━━━ Record set ━━━

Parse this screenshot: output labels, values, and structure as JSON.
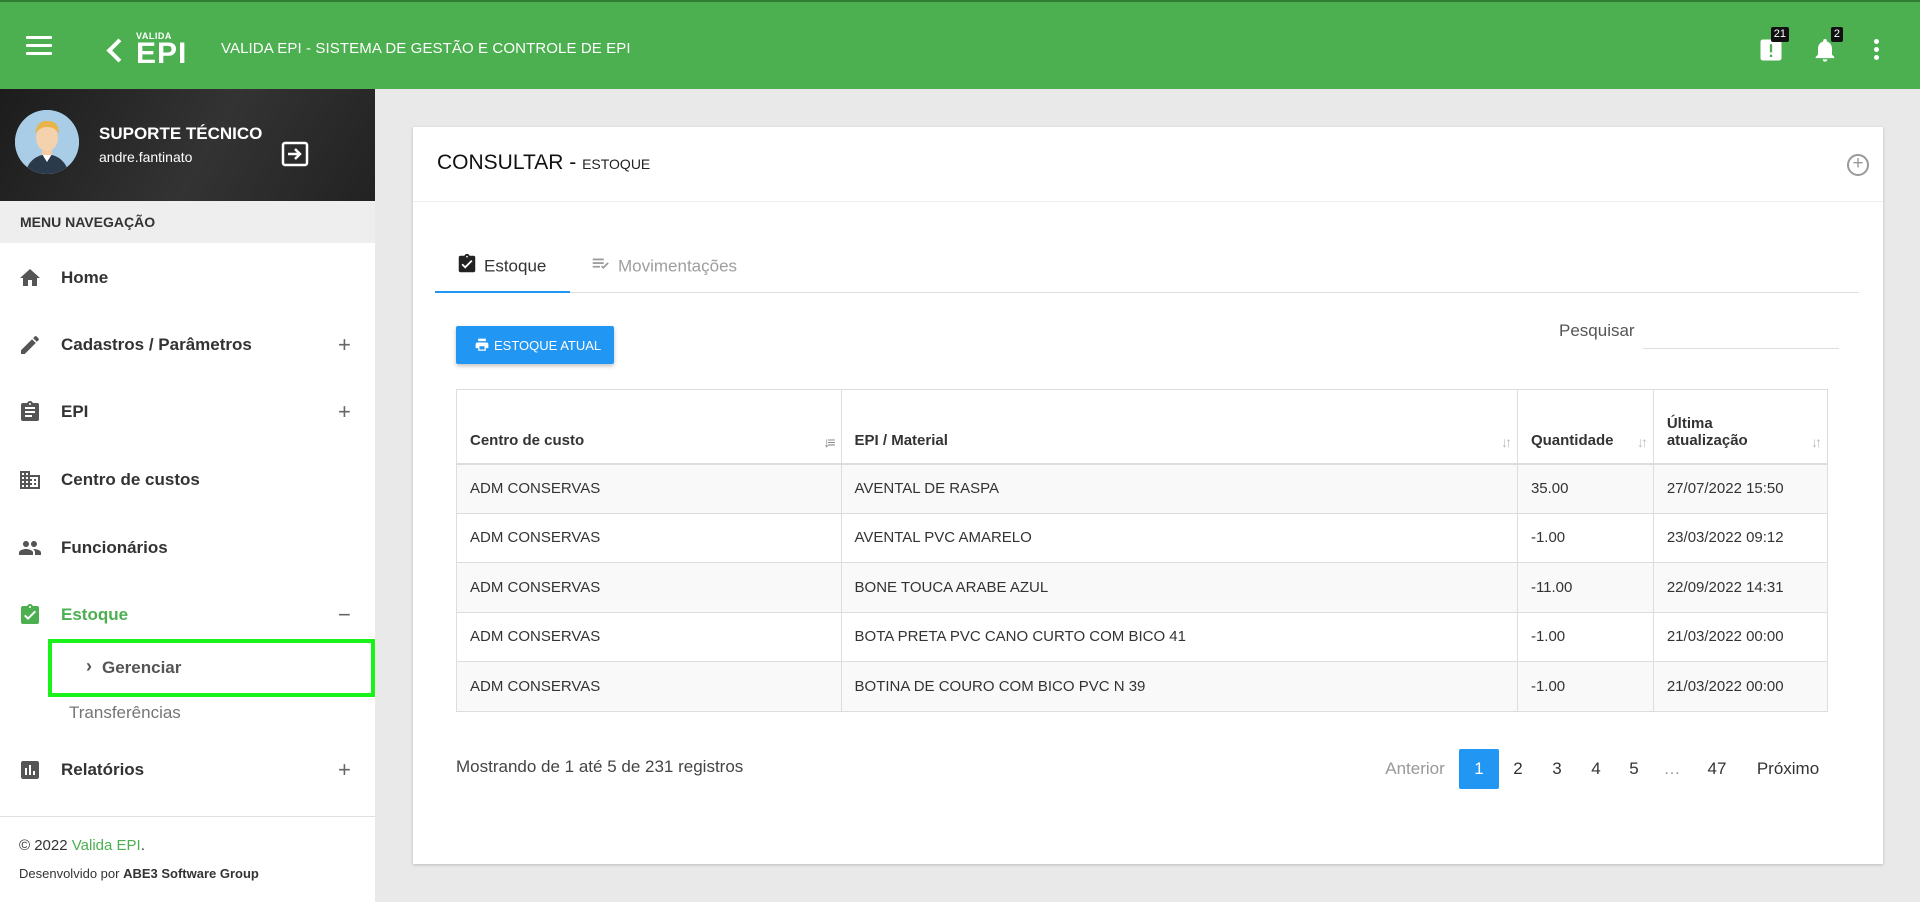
{
  "header": {
    "logo_small": "VALIDA",
    "logo_big": "EPI",
    "title": "VALIDA EPI - SISTEMA DE GESTÃO E CONTROLE DE EPI",
    "alerts_badge": "21",
    "notifications_badge": "2"
  },
  "user": {
    "name": "SUPORTE TÉCNICO",
    "login": "andre.fantinato"
  },
  "sidebar": {
    "menu_header": "MENU NAVEGAÇÃO",
    "items": [
      {
        "label": "Home",
        "icon": "home-icon"
      },
      {
        "label": "Cadastros / Parâmetros",
        "icon": "pencil-icon",
        "toggle": "+"
      },
      {
        "label": "EPI",
        "icon": "clipboard-icon",
        "toggle": "+"
      },
      {
        "label": "Centro de custos",
        "icon": "building-icon"
      },
      {
        "label": "Funcionários",
        "icon": "people-icon"
      },
      {
        "label": "Estoque",
        "icon": "clipboard-check-icon",
        "toggle": "−"
      },
      {
        "label": "Relatórios",
        "icon": "bar-chart-icon",
        "toggle": "+"
      }
    ],
    "subitems": {
      "gerenciar": "Gerenciar",
      "transferencias": "Transferências"
    },
    "footer": {
      "copy_prefix": "© 2022 ",
      "copy_link": "Valida EPI",
      "copy_suffix": ".",
      "dev_prefix": "Desenvolvido por ",
      "dev_company": "ABE3 Software Group"
    }
  },
  "card": {
    "title": "CONSULTAR - ",
    "subtitle": "ESTOQUE",
    "tabs": [
      {
        "label": "Estoque"
      },
      {
        "label": "Movimentações"
      }
    ],
    "button_label": "ESTOQUE ATUAL",
    "search_label": "Pesquisar",
    "search_value": ""
  },
  "table": {
    "headers": [
      "Centro de custo",
      "EPI / Material",
      "Quantidade",
      "Última atualização"
    ],
    "rows": [
      [
        "ADM CONSERVAS",
        "AVENTAL DE RASPA",
        "35.00",
        "27/07/2022 15:50"
      ],
      [
        "ADM CONSERVAS",
        "AVENTAL PVC AMARELO",
        "-1.00",
        "23/03/2022 09:12"
      ],
      [
        "ADM CONSERVAS",
        "BONE TOUCA ARABE AZUL",
        "-11.00",
        "22/09/2022 14:31"
      ],
      [
        "ADM CONSERVAS",
        "BOTA PRETA PVC CANO CURTO COM BICO 41",
        "-1.00",
        "21/03/2022 00:00"
      ],
      [
        "ADM CONSERVAS",
        "BOTINA DE COURO COM BICO PVC N 39",
        "-1.00",
        "21/03/2022 00:00"
      ]
    ]
  },
  "pagination": {
    "info": "Mostrando de 1 até 5 de 231 registros",
    "previous": "Anterior",
    "pages": [
      "1",
      "2",
      "3",
      "4",
      "5"
    ],
    "ellipsis": "…",
    "last": "47",
    "next": "Próximo",
    "current": "1"
  },
  "colors": {
    "brand_green": "#4caf50",
    "accent_blue": "#2196f3",
    "highlight": "#19f31a"
  }
}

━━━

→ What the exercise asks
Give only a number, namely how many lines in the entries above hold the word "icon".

→ Exercise solution
7